The defense team for Carlos Ghosn says Nissan’s investigation that accuses him of financial misconduct is flawed and biased, not independent, and aimed only at taking him down.
Ghosn skipped bail late last year while awaiting trial in Japan and is now in Lebanon. He had not appeared in public but was expected to hold a news conference later on Wednesday.
Ghosn, who led the Japanese automaker for two decades, has repeatedly asserted his innocence and said Nissan wanted to block a fuller merger with French alliance partner Renault.
Meanwhile, the wife of former Nissan boss Ghosn said a Japanese arrest warrant against her was to avenge her husband’s escape from Japan’s judiciary and described the act as petty.
“Japanese prosecutors are seeking revenge,” Carole Ghosn told Le Parisien newspaper in an interview conducted in Beirut, where her husband arrived last week after being smuggled out of Japan while he awaited trial for financial misconduct.

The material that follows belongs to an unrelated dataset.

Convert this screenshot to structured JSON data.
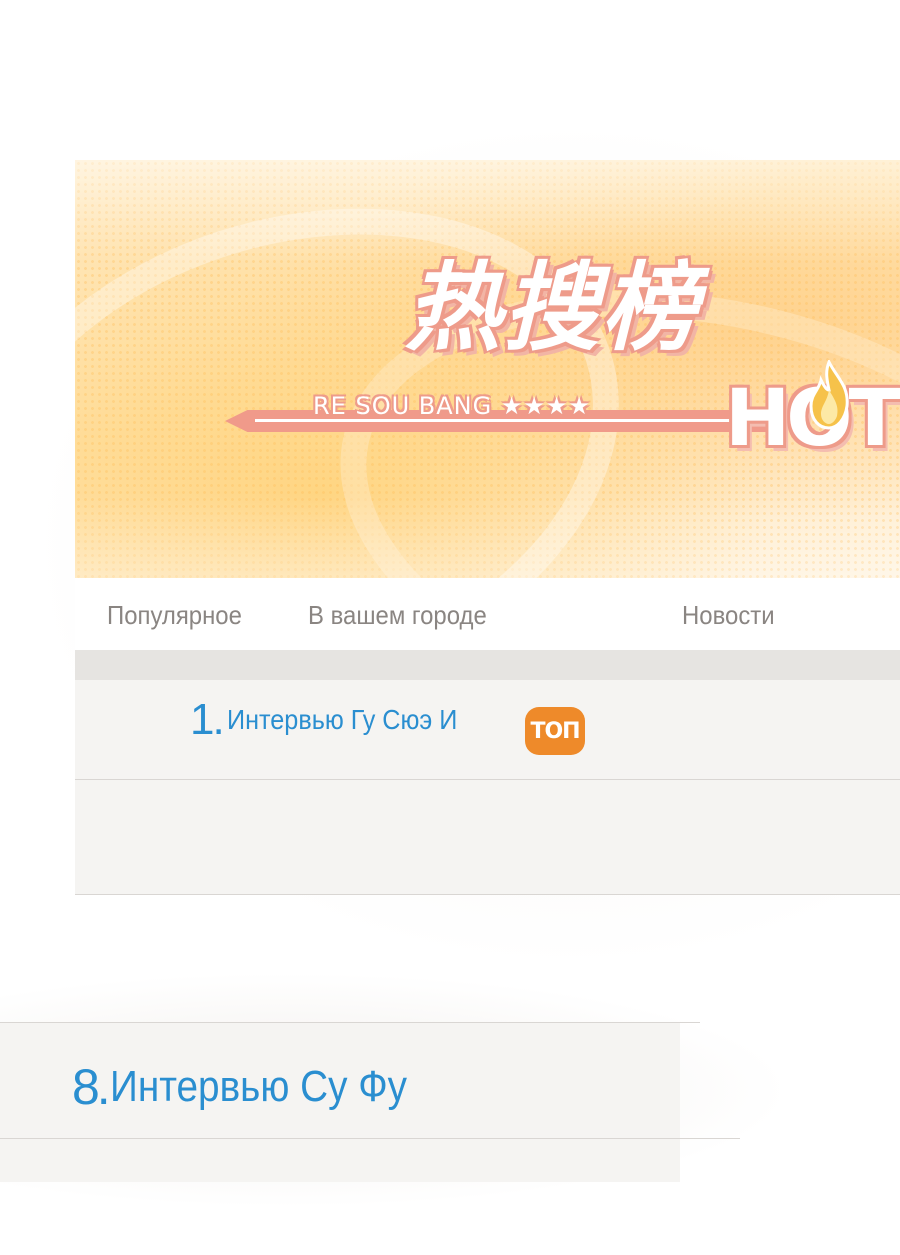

Carole Ghosn said the Japanese prosecutors were “hoping to put pressure on my husband” a day before he is to give a press conference in Lebanon.